To a lender, nursing facility loans may closely resemble multifamily housing,and other hospitality real estate models. Simply put, this is not the case. Nursing facilities must comply with nearly as many government regulations as the nuclear power industry.
When reviewing single-use real estate, there are simply no other options for debt repayment than the proceeds of the business. Although nursing facilities may look like real estate, and are often appraised as real estate, they are truly business loans and must be evaluated as such.
The evaluation of this business loan should begin with a careful examination of whether the borrower is equipped both legally and experientially to successfully run the business.
1) First and foremost, proof of state approvals for the project should be reviewed. In the vast majority of states, a Certificate of Need (CON) is required to approve new. In the few states where CON regulations have been allowed to sunset, the various health or human services departments have adopted other restrictions on certifying facilities to make construction difficult if not virtually impossible.
Governmental approval also applies to acquisition of facilities. CON boards have ultimate approval on purchase price and ownership. States without such power have restrictions on reimbursement or recapture of depreciation regulations which may be prohibitive.
In the case of construction, a CON or similar document should always be part of the lender's due diligence. In the case of an acquisition of an existing facility, proof of the transfer of a CON, as well as a Medicaid rate letter which defines the state's calculation of the buyer's per diem revenues, should be solicited by the lender.
2) Once it is determined that operations comply with government regulations, the abilities and experience of the borrower should be assessed. Nursing facility operations are complicated, with facilities having to comply with a myriad of regulations. Good businessmen without nursing facility experience should not attempt operations without engaging a professional management company.
A professional management company should be able to supply references as well asstatements from other clients or other owned properties. The lender should carefully review these statements for signs of good revenue production and consistent cost controls. State agencies and trade associations are good sources of information regarding operators within their states. Due diligence would not be complete without some historic information on the intended manager of the project.
3) The next step in the appraisal of a nursing facility property does, in fact, revert back to the real estate model of appraisal. Location is key to successful operations.
Historically, nursing home residents originally resided within 10 miles of the facility. Demographic information on the numbers and average income of people over age 65 can be found at the local library as part of U.S. Census. Additionally, the number of facilities and their capacity can also be found in county directories, usually classified by zip code. A quick test of expected occupancy can be calculated by taking 10% of the senior population in an area divided by the number of beds in that area. If the result is less than 85%, you should realize that the area is already over-bedded, and the target project will have a slow fill-up and will always have to compete for its share of the revenue base. Such a bleak projection will seriously affect the value of the property.

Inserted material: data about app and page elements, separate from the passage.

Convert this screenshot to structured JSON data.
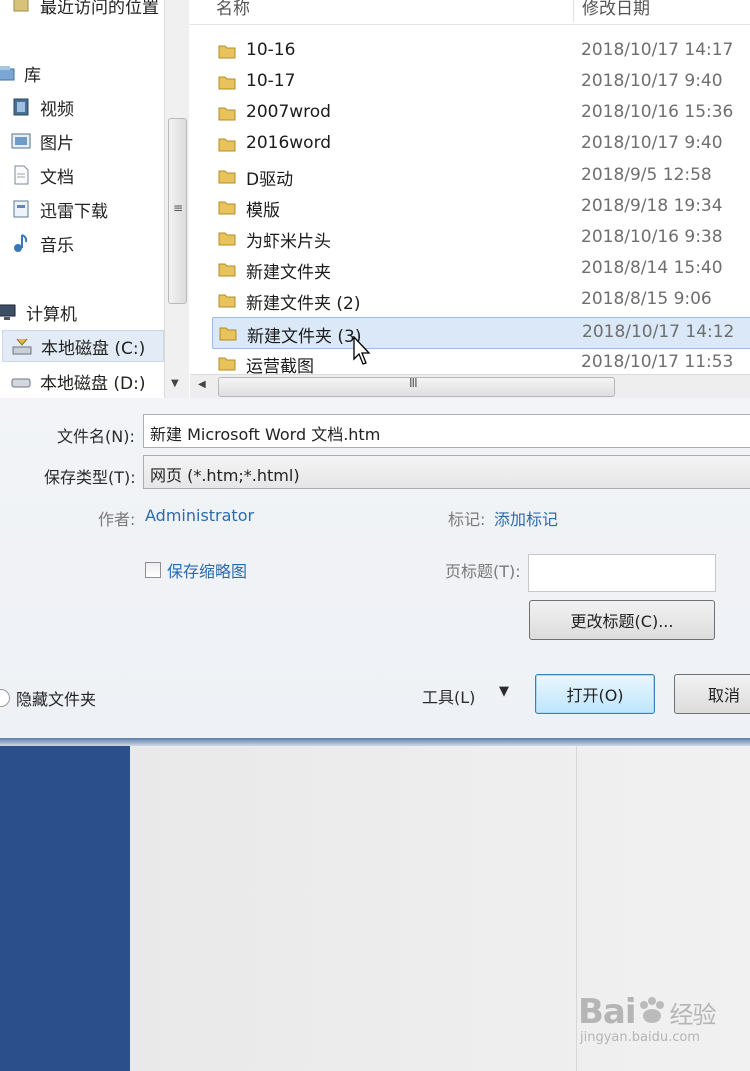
{
  "nav": {
    "items": [
      {
        "label": "最近访问的位置",
        "icon": "recent-places-icon"
      },
      {
        "label": "库",
        "icon": "library-icon"
      },
      {
        "label": "视频",
        "icon": "video-icon"
      },
      {
        "label": "图片",
        "icon": "pictures-icon"
      },
      {
        "label": "文档",
        "icon": "documents-icon"
      },
      {
        "label": "迅雷下载",
        "icon": "download-icon"
      },
      {
        "label": "音乐",
        "icon": "music-icon"
      },
      {
        "label": "计算机",
        "icon": "computer-icon"
      },
      {
        "label": "本地磁盘 (C:)",
        "icon": "drive-c-icon"
      },
      {
        "label": "本地磁盘 (D:)",
        "icon": "drive-d-icon"
      }
    ]
  },
  "list": {
    "header_name": "名称",
    "header_date": "修改日期",
    "rows": [
      {
        "name": "10-16",
        "date": "2018/10/17 14:17"
      },
      {
        "name": "10-17",
        "date": "2018/10/17 9:40"
      },
      {
        "name": "2007wrod",
        "date": "2018/10/16 15:36"
      },
      {
        "name": "2016word",
        "date": "2018/10/17 9:40"
      },
      {
        "name": "D驱动",
        "date": "2018/9/5 12:58"
      },
      {
        "name": "模版",
        "date": "2018/9/18 19:34"
      },
      {
        "name": "为虾米片头",
        "date": "2018/10/16 9:38"
      },
      {
        "name": "新建文件夹",
        "date": "2018/8/14 15:40"
      },
      {
        "name": "新建文件夹 (2)",
        "date": "2018/8/15 9:06"
      },
      {
        "name": "新建文件夹 (3)",
        "date": "2018/10/17 14:12"
      },
      {
        "name": "运营截图",
        "date": "2018/10/17 11:53"
      }
    ],
    "hscroll_grip": "III"
  },
  "form": {
    "filename_label": "文件名(N):",
    "filename_value": "新建 Microsoft Word 文档.htm",
    "filetype_label": "保存类型(T):",
    "filetype_value": "网页 (*.htm;*.html)",
    "author_label": "作者:",
    "author_value": "Administrator",
    "tags_label": "标记:",
    "tags_value": "添加标记",
    "thumbnail_label": "保存缩略图",
    "page_title_label": "页标题(T):",
    "page_title_value": "",
    "change_title_button": "更改标题(C)...",
    "hide_folders": "隐藏文件夹",
    "tools_button": "工具(L)",
    "open_button": "打开(O)",
    "cancel_button": "取消"
  },
  "watermark": {
    "brand": "Bai",
    "brand_suffix": "经验",
    "url": "jingyan.baidu.com"
  },
  "colors": {
    "selection": "#dbe8f7",
    "link": "#2a6bb0",
    "folder": "#e8c25a",
    "ribbon_side": "#2b4f8a"
  }
}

4) Also, in keeping with real estate model evaluation, the size, condition and decor of the property should be assessed. As the "baby-boomers" move into their 50s, expect consumer demand for long-term care services to increase drastically. The newest, most modern and best appointed facilities are always first choice in the marketplace. Amenities within the property are also a consideration which increases the facility's value. Chapels, libraries, ice cream parlors, private dining rooms, number and size of private bedrooms, gardens, courtyards and transportation are all amenities that consumers will demand.
5) Competition within the market area should also be considered. There are several national nursing-home operators who have refined marketing techniques and low cost of capital for advertising and property enhancement. It is difficult for even the most experienced operator to compete with some of these giants unless they have taken this competition into consideration in their proforma and have adequate working capital to open their doors on the right footing.
6) Finally, the operational status and history of the target property affect its value. A report is available from the Health Care Financing Administration's (HCFA) regional offices which details a three-year trend of all deficiencies, penalties and complaints lodged against any licensed nursing facility. This HCFA report, referred to as OSCAR, can be obtained by the Freedom of Information Act and can be requested by calling the agency. The report not only details the history of a given property but also contrasts the results at that home to those found within the state, federal region and nation.
Facilities with poor performance histories should be devalued. Repetitive deficiencies are likely to bring substantial fines and/or actions against the facility's license. Because this is a business loan, the license to operate is the life blood of the organization and the only source of loan repayment.
Detailed, realistic cash projections based on history are the definitive tool in the appraisal of a nursing facility. Such cash projections are complicated by third-party-payment programs, which can be as complicated as IRS rules. However, competent professionals can develop such projections with accuracy. These projections are the determining factor in debt service coverage and, therefore, are the key to the facility's value. Typically facilities sell for five to eight times their cashflow. The variable used is dependent upon all the other issues cited in this article.
Joan M. Dugan, N.H.A., is chief executive officer of Sage Health Services Inc., an Evansville, Ind.-based company that specializes in the financial and operational aspects of troubled long-term care debt.